§ Task to complete:
Repeat the entries. Each one must match exactly.

⁂

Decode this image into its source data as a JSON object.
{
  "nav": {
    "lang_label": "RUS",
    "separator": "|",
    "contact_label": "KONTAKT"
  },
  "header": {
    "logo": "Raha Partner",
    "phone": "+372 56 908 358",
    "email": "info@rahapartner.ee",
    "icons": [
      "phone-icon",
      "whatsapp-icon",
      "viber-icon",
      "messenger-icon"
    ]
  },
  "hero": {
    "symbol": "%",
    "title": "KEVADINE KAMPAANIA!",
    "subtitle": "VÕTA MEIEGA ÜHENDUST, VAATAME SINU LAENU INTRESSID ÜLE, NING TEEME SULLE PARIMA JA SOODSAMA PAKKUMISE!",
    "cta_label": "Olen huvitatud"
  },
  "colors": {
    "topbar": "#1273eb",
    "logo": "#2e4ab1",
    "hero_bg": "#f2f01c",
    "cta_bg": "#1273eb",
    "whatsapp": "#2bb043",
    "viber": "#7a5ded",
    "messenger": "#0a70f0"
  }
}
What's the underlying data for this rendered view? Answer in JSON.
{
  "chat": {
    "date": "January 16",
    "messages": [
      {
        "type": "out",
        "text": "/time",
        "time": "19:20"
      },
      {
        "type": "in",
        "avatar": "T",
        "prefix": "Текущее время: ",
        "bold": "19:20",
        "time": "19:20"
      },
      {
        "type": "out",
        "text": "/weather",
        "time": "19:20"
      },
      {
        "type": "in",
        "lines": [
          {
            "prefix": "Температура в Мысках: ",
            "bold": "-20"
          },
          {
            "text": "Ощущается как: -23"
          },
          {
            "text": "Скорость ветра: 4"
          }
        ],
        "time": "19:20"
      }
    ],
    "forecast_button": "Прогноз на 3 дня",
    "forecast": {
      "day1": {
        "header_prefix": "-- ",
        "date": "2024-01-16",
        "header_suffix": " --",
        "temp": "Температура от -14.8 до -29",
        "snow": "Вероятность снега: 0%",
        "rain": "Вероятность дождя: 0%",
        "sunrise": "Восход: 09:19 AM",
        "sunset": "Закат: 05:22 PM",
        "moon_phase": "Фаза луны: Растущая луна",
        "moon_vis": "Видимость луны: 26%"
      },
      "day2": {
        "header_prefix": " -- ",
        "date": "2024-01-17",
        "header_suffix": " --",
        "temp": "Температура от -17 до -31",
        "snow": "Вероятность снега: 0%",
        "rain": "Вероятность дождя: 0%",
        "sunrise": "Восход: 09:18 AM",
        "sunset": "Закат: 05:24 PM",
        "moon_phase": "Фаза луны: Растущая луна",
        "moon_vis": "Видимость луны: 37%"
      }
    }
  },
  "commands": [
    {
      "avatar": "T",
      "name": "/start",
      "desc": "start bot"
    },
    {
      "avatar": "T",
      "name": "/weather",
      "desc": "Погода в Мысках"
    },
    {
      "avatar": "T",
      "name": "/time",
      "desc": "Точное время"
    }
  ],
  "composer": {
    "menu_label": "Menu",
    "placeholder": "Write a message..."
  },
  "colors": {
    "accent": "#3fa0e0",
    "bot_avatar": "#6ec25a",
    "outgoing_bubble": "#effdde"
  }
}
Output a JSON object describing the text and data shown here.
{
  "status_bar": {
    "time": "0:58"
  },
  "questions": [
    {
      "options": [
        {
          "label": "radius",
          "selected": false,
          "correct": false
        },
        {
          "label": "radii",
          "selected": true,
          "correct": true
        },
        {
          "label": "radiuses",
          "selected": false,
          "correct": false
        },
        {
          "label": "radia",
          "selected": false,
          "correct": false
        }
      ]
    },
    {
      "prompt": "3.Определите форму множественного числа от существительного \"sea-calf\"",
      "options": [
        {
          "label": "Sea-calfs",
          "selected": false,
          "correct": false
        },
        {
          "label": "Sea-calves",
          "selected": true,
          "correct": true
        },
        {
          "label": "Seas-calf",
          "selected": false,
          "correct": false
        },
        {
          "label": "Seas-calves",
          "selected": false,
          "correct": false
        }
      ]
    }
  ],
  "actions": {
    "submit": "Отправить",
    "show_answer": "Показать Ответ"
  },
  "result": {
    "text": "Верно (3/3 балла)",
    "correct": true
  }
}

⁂

§ Output for this task:
Decode this image into its source data as a JSON object.
{
  "nav": {
    "lang_label": "RUS",
    "separator": "|",
    "contact_label": "KONTAKT"
  },
  "header": {
    "logo": "Raha Partner",
    "phone": "+372 56 908 358",
    "email": "info@rahapartner.ee",
    "icons": [
      "phone-icon",
      "whatsapp-icon",
      "viber-icon",
      "messenger-icon"
    ]
  },
  "hero": {
    "symbol": "%",
    "title": "KEVADINE KAMPAANIA!",
    "subtitle": "VÕTA MEIEGA ÜHENDUST, VAATAME SINU LAENU INTRESSID ÜLE, NING TEEME SULLE PARIMA JA SOODSAMA PAKKUMISE!",
    "cta_label": "Olen huvitatud"
  },
  "colors": {
    "topbar": "#1273eb",
    "logo": "#2e4ab1",
    "hero_bg": "#f2f01c",
    "cta_bg": "#1273eb",
    "whatsapp": "#2bb043",
    "viber": "#7a5ded",
    "messenger": "#0a70f0"
  }
}
What's the underlying data for this rendered view? Answer in JSON.
{
  "chat": {
    "date": "January 16",
    "messages": [
      {
        "type": "out",
        "text": "/time",
        "time": "19:20"
      },
      {
        "type": "in",
        "avatar": "T",
        "prefix": "Текущее время: ",
        "bold": "19:20",
        "time": "19:20"
      },
      {
        "type": "out",
        "text": "/weather",
        "time": "19:20"
      },
      {
        "type": "in",
        "lines": [
          {
            "prefix": "Температура в Мысках: ",
            "bold": "-20"
          },
          {
            "text": "Ощущается как: -23"
          },
          {
            "text": "Скорость ветра: 4"
          }
        ],
        "time": "19:20"
      }
    ],
    "forecast_button": "Прогноз на 3 дня",
    "forecast": {
      "day1": {
        "header_prefix": "-- ",
        "date": "2024-01-16",
        "header_suffix": " --",
        "temp": "Температура от -14.8 до -29",
        "snow": "Вероятность снега: 0%",
        "rain": "Вероятность дождя: 0%",
        "sunrise": "Восход: 09:19 AM",
        "sunset": "Закат: 05:22 PM",
        "moon_phase": "Фаза луны: Растущая луна",
        "moon_vis": "Видимость луны: 26%"
      },
      "day2": {
        "header_prefix": " -- ",
        "date": "2024-01-17",
        "header_suffix": " --",
        "temp": "Температура от -17 до -31",
        "snow": "Вероятность снега: 0%",
        "rain": "Вероятность дождя: 0%",
        "sunrise": "Восход: 09:18 AM",
        "sunset": "Закат: 05:24 PM",
        "moon_phase": "Фаза луны: Растущая луна",
        "moon_vis": "Видимость луны: 37%"
      }
    }
  },
  "commands": [
    {
      "avatar": "T",
      "name": "/start",
      "desc": "start bot"
    },
    {
      "avatar": "T",
      "name": "/weather",
      "desc": "Погода в Мысках"
    },
    {
      "avatar": "T",
      "name": "/time",
      "desc": "Точное время"
    }
  ],
  "composer": {
    "menu_label": "Menu",
    "placeholder": "Write a message..."
  },
  "colors": {
    "accent": "#3fa0e0",
    "bot_avatar": "#6ec25a",
    "outgoing_bubble": "#effdde"
  }
}
Output a JSON object describing the text and data shown here.
{
  "status_bar": {
    "time": "0:58"
  },
  "questions": [
    {
      "options": [
        {
          "label": "radius",
          "selected": false,
          "correct": false
        },
        {
          "label": "radii",
          "selected": true,
          "correct": true
        },
        {
          "label": "radiuses",
          "selected": false,
          "correct": false
        },
        {
          "label": "radia",
          "selected": false,
          "correct": false
        }
      ]
    },
    {
      "prompt": "3.Определите форму множественного числа от существительного \"sea-calf\"",
      "options": [
        {
          "label": "Sea-calfs",
          "selected": false,
          "correct": false
        },
        {
          "label": "Sea-calves",
          "selected": true,
          "correct": true
        },
        {
          "label": "Seas-calf",
          "selected": false,
          "correct": false
        },
        {
          "label": "Seas-calves",
          "selected": false,
          "correct": false
        }
      ]
    }
  ],
  "actions": {
    "submit": "Отправить",
    "show_answer": "Показать Ответ"
  },
  "result": {
    "text": "Верно (3/3 балла)",
    "correct": true
  }
}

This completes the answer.